James W. Lett, Ph.D.
Science, Reason, & Anthropology
2008 Limousin, Perigord, Lorraine
2007 Puycelci, Laval
2005 Bourgogne, Paris
1999 Paris, Versailles
2006 Hertfordshire, London, Windsor
2003 England, Wales
These photographs and notes are from our Spring Break trip to Normandie at the end of March and beginning of April.
William the Conqueror built the Abbaye-aux-Hommes in Caen to appease the pope, who opposed William's marriage to his cousin Matilda. William also built the Abbaye-aux-Femmes on the other side of town, and the pope was so placated by William's generous donation that he deigned to approve the couple's union. William the Conqueror is buried in the Abbaye-aux-Hommes, and his wife Matilda is buried in the Abbaye-aux-Femmes. Presumably their god approves the arrangement. I approve the architecture.
Honfleur is an ancient port town with a long maritime history stretching back to at least the 11th century. It was the focus of a continuous struggle between the French and English during the Hundred Years' War, and much later Samuel de Champlain set sail from Honfleur when he founded Quebec. Le Vieux Bassin is a small harbor in the heart of the town surrounded by shops and restaurants that's very popular with tourists and locals alike.
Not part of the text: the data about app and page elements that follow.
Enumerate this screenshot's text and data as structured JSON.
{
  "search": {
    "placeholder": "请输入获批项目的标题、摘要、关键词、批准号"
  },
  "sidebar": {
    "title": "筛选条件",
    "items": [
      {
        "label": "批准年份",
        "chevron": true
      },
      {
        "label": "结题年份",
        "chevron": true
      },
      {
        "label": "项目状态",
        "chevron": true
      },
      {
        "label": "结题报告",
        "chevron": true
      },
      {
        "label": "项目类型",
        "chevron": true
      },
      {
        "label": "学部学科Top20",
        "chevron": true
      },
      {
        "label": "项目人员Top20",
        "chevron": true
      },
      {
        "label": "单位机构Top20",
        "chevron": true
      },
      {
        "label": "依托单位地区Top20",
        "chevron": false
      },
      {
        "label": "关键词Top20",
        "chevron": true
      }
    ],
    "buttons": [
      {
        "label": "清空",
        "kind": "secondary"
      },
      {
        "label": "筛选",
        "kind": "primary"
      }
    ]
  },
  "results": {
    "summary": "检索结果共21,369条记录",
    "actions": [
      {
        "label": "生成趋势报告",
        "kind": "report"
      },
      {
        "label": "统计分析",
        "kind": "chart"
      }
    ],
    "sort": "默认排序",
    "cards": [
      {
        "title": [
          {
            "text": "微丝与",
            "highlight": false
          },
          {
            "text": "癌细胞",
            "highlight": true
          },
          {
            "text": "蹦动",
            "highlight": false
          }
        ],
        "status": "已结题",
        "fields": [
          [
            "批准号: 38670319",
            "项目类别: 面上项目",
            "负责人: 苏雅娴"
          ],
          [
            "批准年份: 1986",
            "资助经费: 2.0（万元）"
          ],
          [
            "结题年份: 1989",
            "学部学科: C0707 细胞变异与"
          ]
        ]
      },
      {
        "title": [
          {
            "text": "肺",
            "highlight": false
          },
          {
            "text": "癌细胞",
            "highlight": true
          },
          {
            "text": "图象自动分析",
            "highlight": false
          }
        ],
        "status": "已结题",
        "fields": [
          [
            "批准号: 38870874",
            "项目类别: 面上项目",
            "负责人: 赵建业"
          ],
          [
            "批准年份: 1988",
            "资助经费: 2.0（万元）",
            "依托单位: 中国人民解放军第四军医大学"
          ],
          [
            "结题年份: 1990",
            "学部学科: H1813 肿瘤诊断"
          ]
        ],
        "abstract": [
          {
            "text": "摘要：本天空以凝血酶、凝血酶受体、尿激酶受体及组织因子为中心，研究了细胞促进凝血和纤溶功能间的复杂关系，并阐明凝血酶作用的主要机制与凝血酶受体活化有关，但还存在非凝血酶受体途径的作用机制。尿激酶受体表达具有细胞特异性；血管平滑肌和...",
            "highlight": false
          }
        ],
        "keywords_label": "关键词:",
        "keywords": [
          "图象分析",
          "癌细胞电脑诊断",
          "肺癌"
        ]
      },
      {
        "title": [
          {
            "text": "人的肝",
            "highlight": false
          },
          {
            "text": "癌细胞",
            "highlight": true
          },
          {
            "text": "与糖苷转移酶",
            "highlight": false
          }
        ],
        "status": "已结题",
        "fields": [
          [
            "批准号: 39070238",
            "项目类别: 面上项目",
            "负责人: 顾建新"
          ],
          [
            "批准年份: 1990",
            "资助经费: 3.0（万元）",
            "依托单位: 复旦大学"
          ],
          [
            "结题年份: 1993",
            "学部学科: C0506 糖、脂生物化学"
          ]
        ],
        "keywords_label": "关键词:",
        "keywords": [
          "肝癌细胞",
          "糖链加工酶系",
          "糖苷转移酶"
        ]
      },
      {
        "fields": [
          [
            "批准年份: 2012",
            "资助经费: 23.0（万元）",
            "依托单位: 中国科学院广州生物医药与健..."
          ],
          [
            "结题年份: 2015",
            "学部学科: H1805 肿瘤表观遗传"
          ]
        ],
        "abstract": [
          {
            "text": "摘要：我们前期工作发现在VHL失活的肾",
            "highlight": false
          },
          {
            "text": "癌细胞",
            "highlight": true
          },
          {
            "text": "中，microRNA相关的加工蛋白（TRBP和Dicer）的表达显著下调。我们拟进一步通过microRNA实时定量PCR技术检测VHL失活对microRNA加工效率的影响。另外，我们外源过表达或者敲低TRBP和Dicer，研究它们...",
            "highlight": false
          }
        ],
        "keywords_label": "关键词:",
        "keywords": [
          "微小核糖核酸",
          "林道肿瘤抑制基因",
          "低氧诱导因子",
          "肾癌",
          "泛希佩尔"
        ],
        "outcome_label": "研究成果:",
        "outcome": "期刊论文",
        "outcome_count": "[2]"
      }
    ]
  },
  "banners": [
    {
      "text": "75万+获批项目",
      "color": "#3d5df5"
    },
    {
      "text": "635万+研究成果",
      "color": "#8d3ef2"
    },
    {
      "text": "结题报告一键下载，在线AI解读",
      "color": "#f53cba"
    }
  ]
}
This portion of central Normandie surrounding the River Orne is exceptionally scenic. It's called "La Suisse Normande," and it features rolling hills covered by farmland interspersed with woods and picturesque villages. I'm not sure that the comparison to Switzerland is entirely apt (these are hills, after all, not mountains), but the countryside is lovely.
La Roche d'Oëtre is the highest and most impressive promontory in Suisse Normande, overlooking dramatic gorges created by the River Rouvre. There was a cold mist in the air when we visited, which dampened our enthusiasm for spending much time outdoors, but there are many attractive hiking trails in the area.
We spent the week in a 19th century stone farmhouse near the top of a hillside overlooking the valley of the River Orne (about a fifteen-minute walk from the village of Pont d'Ouilly). The weather was variable, as you would expect at the end of March and the beginning of April in Normandie: warm and sunny some days (which made it very pleasant to sit on the terrace and enjoy the view of the valley), and cool and rainy on other days (which made it very pleasant to sit in front of the fireplace).
Pont d'Ouilly is one of the principal tourist centers in Suisse Normande. It straddles the River Orne, with a single bridge connecting the two halves of the village. There are a couple of boulangeries, a boucherie-charcuterie, a small super-marché, a presse, and an excellent restaurant--on the whole, it's one of the most attractive villages we've visited in Normandie.
This hilltop château, which dominates the skyline of Caen, was built as a royal home for William the Conqueror. In 1204, long after William's death, it was converted into a fortress. Much of the castle has disappeared over the centuries, but impressive portions of the ramparts remain--it's still one of the largest fortified enclosures in Europe.
Proudly powered by